I need the number of lines in the data that include "image"; reply with that number alone.
Top of Stored data
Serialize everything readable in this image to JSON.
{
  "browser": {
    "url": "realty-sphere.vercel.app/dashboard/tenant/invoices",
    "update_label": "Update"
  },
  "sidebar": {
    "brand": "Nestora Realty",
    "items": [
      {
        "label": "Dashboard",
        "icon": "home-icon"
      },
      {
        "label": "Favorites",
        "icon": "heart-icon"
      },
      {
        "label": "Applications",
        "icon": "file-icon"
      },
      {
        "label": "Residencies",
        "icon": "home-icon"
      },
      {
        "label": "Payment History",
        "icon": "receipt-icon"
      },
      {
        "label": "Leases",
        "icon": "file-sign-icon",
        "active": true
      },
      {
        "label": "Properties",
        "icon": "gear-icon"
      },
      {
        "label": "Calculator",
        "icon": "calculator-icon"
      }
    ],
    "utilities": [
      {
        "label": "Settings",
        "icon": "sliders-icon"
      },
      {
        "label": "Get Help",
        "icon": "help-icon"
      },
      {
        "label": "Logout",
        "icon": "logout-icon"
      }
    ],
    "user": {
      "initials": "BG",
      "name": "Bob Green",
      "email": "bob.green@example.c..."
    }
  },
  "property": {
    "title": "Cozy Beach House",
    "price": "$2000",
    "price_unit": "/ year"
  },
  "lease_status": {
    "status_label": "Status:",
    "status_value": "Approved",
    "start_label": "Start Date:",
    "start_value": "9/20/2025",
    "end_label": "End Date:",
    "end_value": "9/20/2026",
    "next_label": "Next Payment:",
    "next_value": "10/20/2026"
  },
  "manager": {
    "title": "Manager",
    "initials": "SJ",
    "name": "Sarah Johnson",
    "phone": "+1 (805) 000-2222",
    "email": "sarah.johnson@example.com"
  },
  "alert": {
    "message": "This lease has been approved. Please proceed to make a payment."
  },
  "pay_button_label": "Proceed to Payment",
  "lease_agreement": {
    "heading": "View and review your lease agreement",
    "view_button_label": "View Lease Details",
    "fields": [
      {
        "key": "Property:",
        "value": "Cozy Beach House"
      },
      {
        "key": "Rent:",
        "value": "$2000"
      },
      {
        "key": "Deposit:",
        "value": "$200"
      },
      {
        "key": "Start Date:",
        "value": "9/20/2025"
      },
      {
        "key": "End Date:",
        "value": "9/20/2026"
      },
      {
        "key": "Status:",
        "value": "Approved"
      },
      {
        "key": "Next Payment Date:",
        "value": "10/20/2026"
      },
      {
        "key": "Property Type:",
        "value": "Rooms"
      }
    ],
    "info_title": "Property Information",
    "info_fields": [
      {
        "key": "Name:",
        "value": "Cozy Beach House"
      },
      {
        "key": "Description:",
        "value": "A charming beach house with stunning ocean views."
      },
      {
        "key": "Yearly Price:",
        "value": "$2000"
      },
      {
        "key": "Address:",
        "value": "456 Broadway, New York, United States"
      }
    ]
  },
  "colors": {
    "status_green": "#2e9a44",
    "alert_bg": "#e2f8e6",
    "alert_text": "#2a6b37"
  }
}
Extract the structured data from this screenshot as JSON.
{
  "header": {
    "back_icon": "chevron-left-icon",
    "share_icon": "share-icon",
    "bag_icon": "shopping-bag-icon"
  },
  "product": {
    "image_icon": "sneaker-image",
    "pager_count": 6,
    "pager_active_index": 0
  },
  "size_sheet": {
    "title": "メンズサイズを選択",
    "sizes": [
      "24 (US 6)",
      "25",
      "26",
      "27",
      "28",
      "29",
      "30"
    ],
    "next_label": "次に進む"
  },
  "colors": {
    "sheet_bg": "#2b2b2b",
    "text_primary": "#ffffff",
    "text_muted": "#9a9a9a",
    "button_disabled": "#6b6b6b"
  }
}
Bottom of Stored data
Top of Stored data
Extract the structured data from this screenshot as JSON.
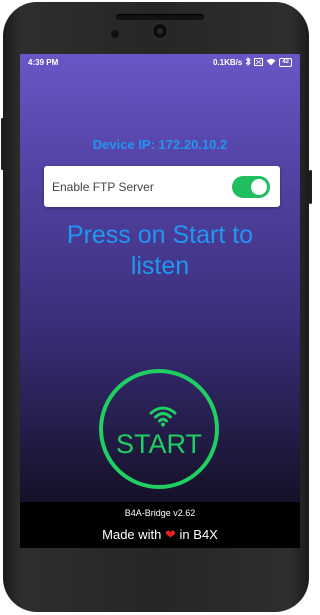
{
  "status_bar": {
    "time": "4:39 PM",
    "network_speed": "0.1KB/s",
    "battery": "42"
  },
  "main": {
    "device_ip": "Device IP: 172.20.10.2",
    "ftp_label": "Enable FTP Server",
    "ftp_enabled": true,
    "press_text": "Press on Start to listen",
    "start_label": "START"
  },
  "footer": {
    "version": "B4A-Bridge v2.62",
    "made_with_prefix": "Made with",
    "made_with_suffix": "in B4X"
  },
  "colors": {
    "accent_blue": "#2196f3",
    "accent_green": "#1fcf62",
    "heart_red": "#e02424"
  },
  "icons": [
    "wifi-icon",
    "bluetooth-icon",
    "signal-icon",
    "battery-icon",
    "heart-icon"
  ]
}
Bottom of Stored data
# Your response
2